The Fall River City Council is looking for answers as to where 157,000 dollars will be located to pay the city’s share of a new fire boat.
The financing was never approved or brought before the nine councilors in 2018, according to those in attendance at the latest council session.
Council discussed a transfer of just over 28,000 dollars from the EMS Stabilization fund into the Port Security fund during its first finance meeting in over two months.
Councilor Shawn Cadime asked Fall River Fire Chief John Lynch about a 25 percent share of the boat and how it would be paid for.
Lynch responded, "at the time, the administration wasn't in favor of using our funds. They were looking for other ways so at that point I was looking at different avenues for our portion. One of them was state money because sometimes they will appropriate funds like this."
Lynch continued and told Cadime about a grant the department accepted towards the two-year process of designing and constructing a new fire boat.
"We already accepted a grant and the money,” the Chief said. “The boat was being built and will take a two-year process."
Cadime and Lynch then engaged in a discussion about the lack of funding, as well as the lack of communication.
"I understand that,” Cadime said. “But Chief, my issue is that we accepted a grant without the necessary funding associated with it. To me, that's financially irresponsible and from a management standpoint it doesn't make any sense.”
The City Councilor continued, “so here we are, we have a boat and we're trying to figure out where the twenty-five percent is. I don't care what administration it was, that's just bad management across the board. I don't know how we allowed this to take place."
Lynch then talked about the requested transfer of funds.
"We have found the money,” he said. “Part of the money is right before you. There's 28,000 dollars transferred from the EMS stabilization fund to the Port Security fund."
Cadime argued that the city has enough issues without trying to secure 157,000 dollars as a pandemic continues. He also argued the development of the waterfront is still leagues away.
As the discussion continued, Councilor Linda Pereira indicated where she believed the fault lies in terms of miscommunication.
"If there's blame, it's on the previous administration because it is not the first thing that was ever snuck by the council,” she said. “And you know it. At this point, we already have the boat and have purchased it and now we have to come up with the money.”
“Was this the right way to handle it?” Pereira rhetorically asked. “Absolutely not. I agree with Councilor Cadime that this should not have been done this way. The former city administrator coming to council should have brought this to light and it didn't happen."
Council President Cliff Ponte also chimed in. He directed the interim city administrator in Mary Sahady to inform department heads that they need to come forward if there are other spending issues that had not been present beforehand.

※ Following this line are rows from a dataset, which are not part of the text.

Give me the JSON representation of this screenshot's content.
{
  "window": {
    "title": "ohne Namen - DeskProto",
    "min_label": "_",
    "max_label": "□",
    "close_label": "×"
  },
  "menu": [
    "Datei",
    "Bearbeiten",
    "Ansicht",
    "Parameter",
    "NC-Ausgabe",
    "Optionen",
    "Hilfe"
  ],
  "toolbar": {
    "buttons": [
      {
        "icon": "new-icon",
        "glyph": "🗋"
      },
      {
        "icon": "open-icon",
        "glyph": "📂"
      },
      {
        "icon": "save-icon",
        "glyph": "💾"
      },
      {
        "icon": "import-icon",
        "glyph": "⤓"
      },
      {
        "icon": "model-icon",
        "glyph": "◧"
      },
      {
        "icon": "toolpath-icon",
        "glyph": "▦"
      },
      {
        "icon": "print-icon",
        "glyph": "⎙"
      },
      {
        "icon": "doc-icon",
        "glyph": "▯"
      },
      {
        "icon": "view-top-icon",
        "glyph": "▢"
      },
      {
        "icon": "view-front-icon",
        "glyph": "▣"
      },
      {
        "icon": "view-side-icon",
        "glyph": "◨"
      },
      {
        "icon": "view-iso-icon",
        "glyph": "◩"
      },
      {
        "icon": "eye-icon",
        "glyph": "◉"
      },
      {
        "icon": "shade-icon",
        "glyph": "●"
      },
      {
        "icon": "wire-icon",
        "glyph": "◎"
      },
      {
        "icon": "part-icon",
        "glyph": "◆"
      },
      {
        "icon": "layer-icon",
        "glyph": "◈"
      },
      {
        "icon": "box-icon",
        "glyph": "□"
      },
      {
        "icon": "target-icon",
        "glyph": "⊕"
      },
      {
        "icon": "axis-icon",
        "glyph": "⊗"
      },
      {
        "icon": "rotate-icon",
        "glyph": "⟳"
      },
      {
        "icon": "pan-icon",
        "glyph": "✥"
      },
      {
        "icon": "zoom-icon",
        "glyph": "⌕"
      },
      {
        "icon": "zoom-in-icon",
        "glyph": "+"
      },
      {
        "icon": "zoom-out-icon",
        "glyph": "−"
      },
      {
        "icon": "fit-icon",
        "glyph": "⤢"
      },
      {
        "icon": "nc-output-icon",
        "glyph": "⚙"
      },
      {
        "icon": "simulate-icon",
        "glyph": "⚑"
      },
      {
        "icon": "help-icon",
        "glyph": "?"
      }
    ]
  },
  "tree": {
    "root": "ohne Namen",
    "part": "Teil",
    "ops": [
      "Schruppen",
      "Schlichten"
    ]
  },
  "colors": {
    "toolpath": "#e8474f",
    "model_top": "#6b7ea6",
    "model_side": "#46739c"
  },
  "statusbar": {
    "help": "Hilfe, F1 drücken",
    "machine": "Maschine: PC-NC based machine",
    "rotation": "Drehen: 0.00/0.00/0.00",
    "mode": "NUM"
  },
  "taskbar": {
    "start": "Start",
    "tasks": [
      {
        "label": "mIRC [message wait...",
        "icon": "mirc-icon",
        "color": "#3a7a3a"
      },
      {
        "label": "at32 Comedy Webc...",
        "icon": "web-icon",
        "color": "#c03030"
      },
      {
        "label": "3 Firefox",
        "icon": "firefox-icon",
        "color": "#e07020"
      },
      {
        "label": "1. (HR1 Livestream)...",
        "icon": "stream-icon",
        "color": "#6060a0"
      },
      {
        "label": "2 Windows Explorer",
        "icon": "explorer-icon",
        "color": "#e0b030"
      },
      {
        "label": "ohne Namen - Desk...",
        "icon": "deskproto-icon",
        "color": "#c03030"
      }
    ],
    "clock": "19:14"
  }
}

"I take absolute exception to the fact that this council was not properly notified as well as the other city council in 2018,” he said. “Please, make sure that that memo goes out tomorrow to all department heads that if anything happens it comes before this council before the next meeting."
Chief Lynch said training on the boat will take about six weeks to complete. It will cost at least 5,000 dollars annually for maintenance and any repairs.